DESCRIPTION OF THE TASK: The entries that follow must be written out exactly, without any of the pictures they contain.

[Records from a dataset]
══════════

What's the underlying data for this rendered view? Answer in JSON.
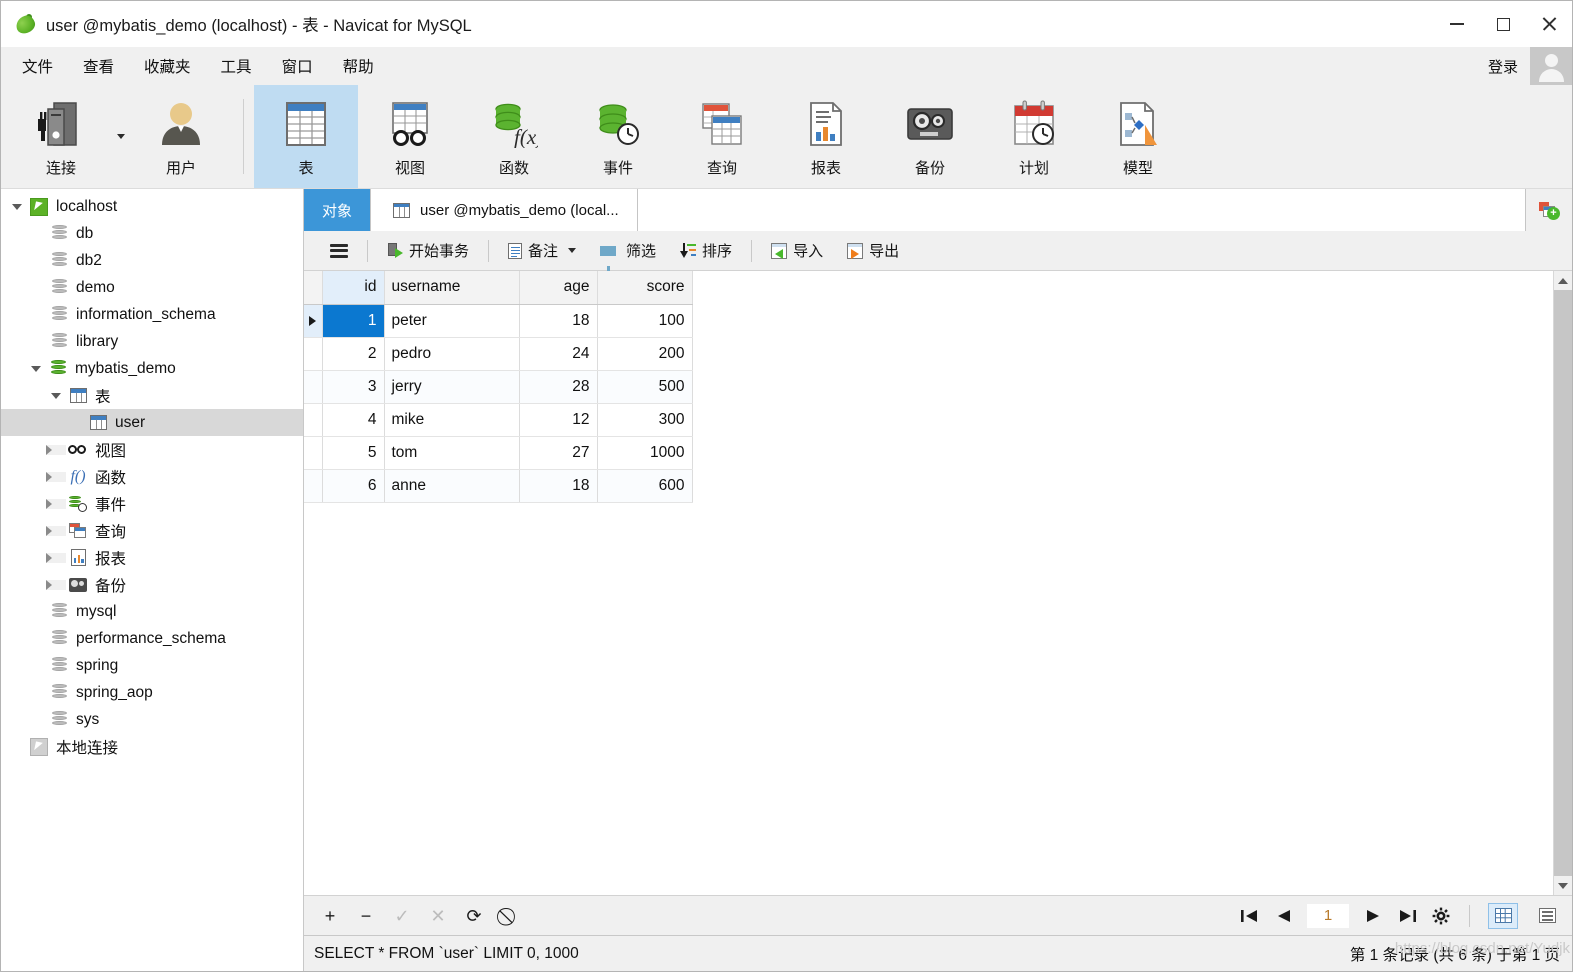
{
  "window": {
    "title": "user @mybatis_demo (localhost) - 表 - Navicat for MySQL",
    "logo": "navicat-leaf-icon",
    "minimize": "minimize-icon",
    "maximize": "maximize-icon",
    "close": "close-icon"
  },
  "menubar": {
    "items": [
      {
        "label": "文件"
      },
      {
        "label": "查看"
      },
      {
        "label": "收藏夹"
      },
      {
        "label": "工具"
      },
      {
        "label": "窗口"
      },
      {
        "label": "帮助"
      }
    ],
    "login_label": "登录"
  },
  "toolbar": {
    "items": [
      {
        "label": "连接",
        "icon": "connection-icon",
        "active": false,
        "has_dropdown": true
      },
      {
        "label": "用户",
        "icon": "user-icon",
        "active": false
      },
      {
        "label": "表",
        "icon": "table-icon",
        "active": true
      },
      {
        "label": "视图",
        "icon": "view-icon",
        "active": false
      },
      {
        "label": "函数",
        "icon": "function-icon",
        "active": false
      },
      {
        "label": "事件",
        "icon": "event-icon",
        "active": false
      },
      {
        "label": "查询",
        "icon": "query-icon",
        "active": false
      },
      {
        "label": "报表",
        "icon": "report-icon",
        "active": false
      },
      {
        "label": "备份",
        "icon": "backup-icon",
        "active": false
      },
      {
        "label": "计划",
        "icon": "schedule-icon",
        "active": false
      },
      {
        "label": "模型",
        "icon": "model-icon",
        "active": false
      }
    ]
  },
  "sidebar": {
    "nodes": [
      {
        "label": "localhost",
        "icon": "connection-green-icon",
        "indent": 0,
        "expander": "down",
        "selected": false
      },
      {
        "label": "db",
        "icon": "database-gray-icon",
        "indent": 1,
        "expander": "none",
        "selected": false
      },
      {
        "label": "db2",
        "icon": "database-gray-icon",
        "indent": 1,
        "expander": "none",
        "selected": false
      },
      {
        "label": "demo",
        "icon": "database-gray-icon",
        "indent": 1,
        "expander": "none",
        "selected": false
      },
      {
        "label": "information_schema",
        "icon": "database-gray-icon",
        "indent": 1,
        "expander": "none",
        "selected": false
      },
      {
        "label": "library",
        "icon": "database-gray-icon",
        "indent": 1,
        "expander": "none",
        "selected": false
      },
      {
        "label": "mybatis_demo",
        "icon": "database-green-icon",
        "indent": 1,
        "expander": "down",
        "selected": false
      },
      {
        "label": "表",
        "icon": "table-icon",
        "indent": 2,
        "expander": "down",
        "selected": false
      },
      {
        "label": "user",
        "icon": "table-icon",
        "indent": 3,
        "expander": "none",
        "selected": true
      },
      {
        "label": "视图",
        "icon": "view-icon",
        "indent": 2,
        "expander": "right",
        "selected": false
      },
      {
        "label": "函数",
        "icon": "function-icon",
        "indent": 2,
        "expander": "right",
        "selected": false
      },
      {
        "label": "事件",
        "icon": "event-icon",
        "indent": 2,
        "expander": "right",
        "selected": false
      },
      {
        "label": "查询",
        "icon": "query-icon",
        "indent": 2,
        "expander": "right",
        "selected": false
      },
      {
        "label": "报表",
        "icon": "report-icon",
        "indent": 2,
        "expander": "right",
        "selected": false
      },
      {
        "label": "备份",
        "icon": "backup-icon",
        "indent": 2,
        "expander": "right",
        "selected": false
      },
      {
        "label": "mysql",
        "icon": "database-gray-icon",
        "indent": 1,
        "expander": "none",
        "selected": false
      },
      {
        "label": "performance_schema",
        "icon": "database-gray-icon",
        "indent": 1,
        "expander": "none",
        "selected": false
      },
      {
        "label": "spring",
        "icon": "database-gray-icon",
        "indent": 1,
        "expander": "none",
        "selected": false
      },
      {
        "label": "spring_aop",
        "icon": "database-gray-icon",
        "indent": 1,
        "expander": "none",
        "selected": false
      },
      {
        "label": "sys",
        "icon": "database-gray-icon",
        "indent": 1,
        "expander": "none",
        "selected": false
      },
      {
        "label": "本地连接",
        "icon": "connection-gray-icon",
        "indent": 0,
        "expander": "none",
        "selected": false
      }
    ]
  },
  "tabs": {
    "items": [
      {
        "label": "对象",
        "active": true,
        "icon": "none"
      },
      {
        "label": "user @mybatis_demo (local...",
        "active": false,
        "icon": "table-icon"
      }
    ],
    "add_button": "new-query-icon"
  },
  "actionbar": {
    "menu_icon": "hamburger-icon",
    "items": [
      {
        "label": "开始事务",
        "icon": "transaction-icon",
        "dropdown": false
      },
      {
        "label": "备注",
        "icon": "note-icon",
        "dropdown": true
      },
      {
        "label": "筛选",
        "icon": "filter-icon",
        "dropdown": false
      },
      {
        "label": "排序",
        "icon": "sort-icon",
        "dropdown": false
      },
      {
        "label": "导入",
        "icon": "import-icon",
        "dropdown": false
      },
      {
        "label": "导出",
        "icon": "export-icon",
        "dropdown": false
      }
    ]
  },
  "grid": {
    "columns": [
      "id",
      "username",
      "age",
      "score"
    ],
    "active_column": "id",
    "rows": [
      {
        "id": "1",
        "username": "peter",
        "age": "18",
        "score": "100"
      },
      {
        "id": "2",
        "username": "pedro",
        "age": "24",
        "score": "200"
      },
      {
        "id": "3",
        "username": "jerry",
        "age": "28",
        "score": "500"
      },
      {
        "id": "4",
        "username": "mike",
        "age": "12",
        "score": "300"
      },
      {
        "id": "5",
        "username": "tom",
        "age": "27",
        "score": "1000"
      },
      {
        "id": "6",
        "username": "anne",
        "age": "18",
        "score": "600"
      }
    ],
    "selected_row": 0,
    "selected_cell_column": "id"
  },
  "navbar": {
    "record_actions": [
      {
        "icon": "plus-icon",
        "label": "+",
        "enabled": true
      },
      {
        "icon": "minus-icon",
        "label": "−",
        "enabled": true
      },
      {
        "icon": "check-icon",
        "label": "✓",
        "enabled": false
      },
      {
        "icon": "cancel-x-icon",
        "label": "✕",
        "enabled": false
      },
      {
        "icon": "refresh-icon",
        "label": "⟳",
        "enabled": true
      },
      {
        "icon": "stop-icon",
        "label": "⃠",
        "enabled": true
      }
    ],
    "pager": {
      "first": "first-page-icon",
      "prev": "prev-page-icon",
      "page_value": "1",
      "next": "next-page-icon",
      "last": "last-page-icon",
      "settings": "gear-icon"
    },
    "view_modes": [
      {
        "icon": "grid-view-icon",
        "active": true
      },
      {
        "icon": "form-view-icon",
        "active": false
      }
    ]
  },
  "statusbar": {
    "sql": "SELECT * FROM `user` LIMIT 0, 1000",
    "record_info": "第 1 条记录 (共 6 条) 于第 1 页",
    "watermark": "https://blog.csdn.net/Yudjk"
  },
  "colors": {
    "accent_blue": "#3c96d8",
    "selection_blue": "#0b78d0",
    "toolbar_active": "#bfdcf2",
    "chrome": "#f0f0f0"
  }
}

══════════

ANSWER TO THIS TASK:
What's the underlying data for this rendered view? Answer in JSON.
{
  "window": {
    "title": "user @mybatis_demo (localhost) - 表 - Navicat for MySQL",
    "logo": "navicat-leaf-icon",
    "minimize": "minimize-icon",
    "maximize": "maximize-icon",
    "close": "close-icon"
  },
  "menubar": {
    "items": [
      {
        "label": "文件"
      },
      {
        "label": "查看"
      },
      {
        "label": "收藏夹"
      },
      {
        "label": "工具"
      },
      {
        "label": "窗口"
      },
      {
        "label": "帮助"
      }
    ],
    "login_label": "登录"
  },
  "toolbar": {
    "items": [
      {
        "label": "连接",
        "icon": "connection-icon",
        "active": false,
        "has_dropdown": true
      },
      {
        "label": "用户",
        "icon": "user-icon",
        "active": false
      },
      {
        "label": "表",
        "icon": "table-icon",
        "active": true
      },
      {
        "label": "视图",
        "icon": "view-icon",
        "active": false
      },
      {
        "label": "函数",
        "icon": "function-icon",
        "active": false
      },
      {
        "label": "事件",
        "icon": "event-icon",
        "active": false
      },
      {
        "label": "查询",
        "icon": "query-icon",
        "active": false
      },
      {
        "label": "报表",
        "icon": "report-icon",
        "active": false
      },
      {
        "label": "备份",
        "icon": "backup-icon",
        "active": false
      },
      {
        "label": "计划",
        "icon": "schedule-icon",
        "active": false
      },
      {
        "label": "模型",
        "icon": "model-icon",
        "active": false
      }
    ]
  },
  "sidebar": {
    "nodes": [
      {
        "label": "localhost",
        "icon": "connection-green-icon",
        "indent": 0,
        "expander": "down",
        "selected": false
      },
      {
        "label": "db",
        "icon": "database-gray-icon",
        "indent": 1,
        "expander": "none",
        "selected": false
      },
      {
        "label": "db2",
        "icon": "database-gray-icon",
        "indent": 1,
        "expander": "none",
        "selected": false
      },
      {
        "label": "demo",
        "icon": "database-gray-icon",
        "indent": 1,
        "expander": "none",
        "selected": false
      },
      {
        "label": "information_schema",
        "icon": "database-gray-icon",
        "indent": 1,
        "expander": "none",
        "selected": false
      },
      {
        "label": "library",
        "icon": "database-gray-icon",
        "indent": 1,
        "expander": "none",
        "selected": false
      },
      {
        "label": "mybatis_demo",
        "icon": "database-green-icon",
        "indent": 1,
        "expander": "down",
        "selected": false
      },
      {
        "label": "表",
        "icon": "table-icon",
        "indent": 2,
        "expander": "down",
        "selected": false
      },
      {
        "label": "user",
        "icon": "table-icon",
        "indent": 3,
        "expander": "none",
        "selected": true
      },
      {
        "label": "视图",
        "icon": "view-icon",
        "indent": 2,
        "expander": "right",
        "selected": false
      },
      {
        "label": "函数",
        "icon": "function-icon",
        "indent": 2,
        "expander": "right",
        "selected": false
      },
      {
        "label": "事件",
        "icon": "event-icon",
        "indent": 2,
        "expander": "right",
        "selected": false
      },
      {
        "label": "查询",
        "icon": "query-icon",
        "indent": 2,
        "expander": "right",
        "selected": false
      },
      {
        "label": "报表",
        "icon": "report-icon",
        "indent": 2,
        "expander": "right",
        "selected": false
      },
      {
        "label": "备份",
        "icon": "backup-icon",
        "indent": 2,
        "expander": "right",
        "selected": false
      },
      {
        "label": "mysql",
        "icon": "database-gray-icon",
        "indent": 1,
        "expander": "none",
        "selected": false
      },
      {
        "label": "performance_schema",
        "icon": "database-gray-icon",
        "indent": 1,
        "expander": "none",
        "selected": false
      },
      {
        "label": "spring",
        "icon": "database-gray-icon",
        "indent": 1,
        "expander": "none",
        "selected": false
      },
      {
        "label": "spring_aop",
        "icon": "database-gray-icon",
        "indent": 1,
        "expander": "none",
        "selected": false
      },
      {
        "label": "sys",
        "icon": "database-gray-icon",
        "indent": 1,
        "expander": "none",
        "selected": false
      },
      {
        "label": "本地连接",
        "icon": "connection-gray-icon",
        "indent": 0,
        "expander": "none",
        "selected": false
      }
    ]
  },
  "tabs": {
    "items": [
      {
        "label": "对象",
        "active": true,
        "icon": "none"
      },
      {
        "label": "user @mybatis_demo (local...",
        "active": false,
        "icon": "table-icon"
      }
    ],
    "add_button": "new-query-icon"
  },
  "actionbar": {
    "menu_icon": "hamburger-icon",
    "items": [
      {
        "label": "开始事务",
        "icon": "transaction-icon",
        "dropdown": false
      },
      {
        "label": "备注",
        "icon": "note-icon",
        "dropdown": true
      },
      {
        "label": "筛选",
        "icon": "filter-icon",
        "dropdown": false
      },
      {
        "label": "排序",
        "icon": "sort-icon",
        "dropdown": false
      },
      {
        "label": "导入",
        "icon": "import-icon",
        "dropdown": false
      },
      {
        "label": "导出",
        "icon": "export-icon",
        "dropdown": false
      }
    ]
  },
  "grid": {
    "columns": [
      "id",
      "username",
      "age",
      "score"
    ],
    "active_column": "id",
    "rows": [
      {
        "id": "1",
        "username": "peter",
        "age": "18",
        "score": "100"
      },
      {
        "id": "2",
        "username": "pedro",
        "age": "24",
        "score": "200"
      },
      {
        "id": "3",
        "username": "jerry",
        "age": "28",
        "score": "500"
      },
      {
        "id": "4",
        "username": "mike",
        "age": "12",
        "score": "300"
      },
      {
        "id": "5",
        "username": "tom",
        "age": "27",
        "score": "1000"
      },
      {
        "id": "6",
        "username": "anne",
        "age": "18",
        "score": "600"
      }
    ],
    "selected_row": 0,
    "selected_cell_column": "id"
  },
  "navbar": {
    "record_actions": [
      {
        "icon": "plus-icon",
        "label": "+",
        "enabled": true
      },
      {
        "icon": "minus-icon",
        "label": "−",
        "enabled": true
      },
      {
        "icon": "check-icon",
        "label": "✓",
        "enabled": false
      },
      {
        "icon": "cancel-x-icon",
        "label": "✕",
        "enabled": false
      },
      {
        "icon": "refresh-icon",
        "label": "⟳",
        "enabled": true
      },
      {
        "icon": "stop-icon",
        "label": "⃠",
        "enabled": true
      }
    ],
    "pager": {
      "first": "first-page-icon",
      "prev": "prev-page-icon",
      "page_value": "1",
      "next": "next-page-icon",
      "last": "last-page-icon",
      "settings": "gear-icon"
    },
    "view_modes": [
      {
        "icon": "grid-view-icon",
        "active": true
      },
      {
        "icon": "form-view-icon",
        "active": false
      }
    ]
  },
  "statusbar": {
    "sql": "SELECT * FROM `user` LIMIT 0, 1000",
    "record_info": "第 1 条记录 (共 6 条) 于第 1 页",
    "watermark": "https://blog.csdn.net/Yudjk"
  },
  "colors": {
    "accent_blue": "#3c96d8",
    "selection_blue": "#0b78d0",
    "toolbar_active": "#bfdcf2",
    "chrome": "#f0f0f0"
  }
}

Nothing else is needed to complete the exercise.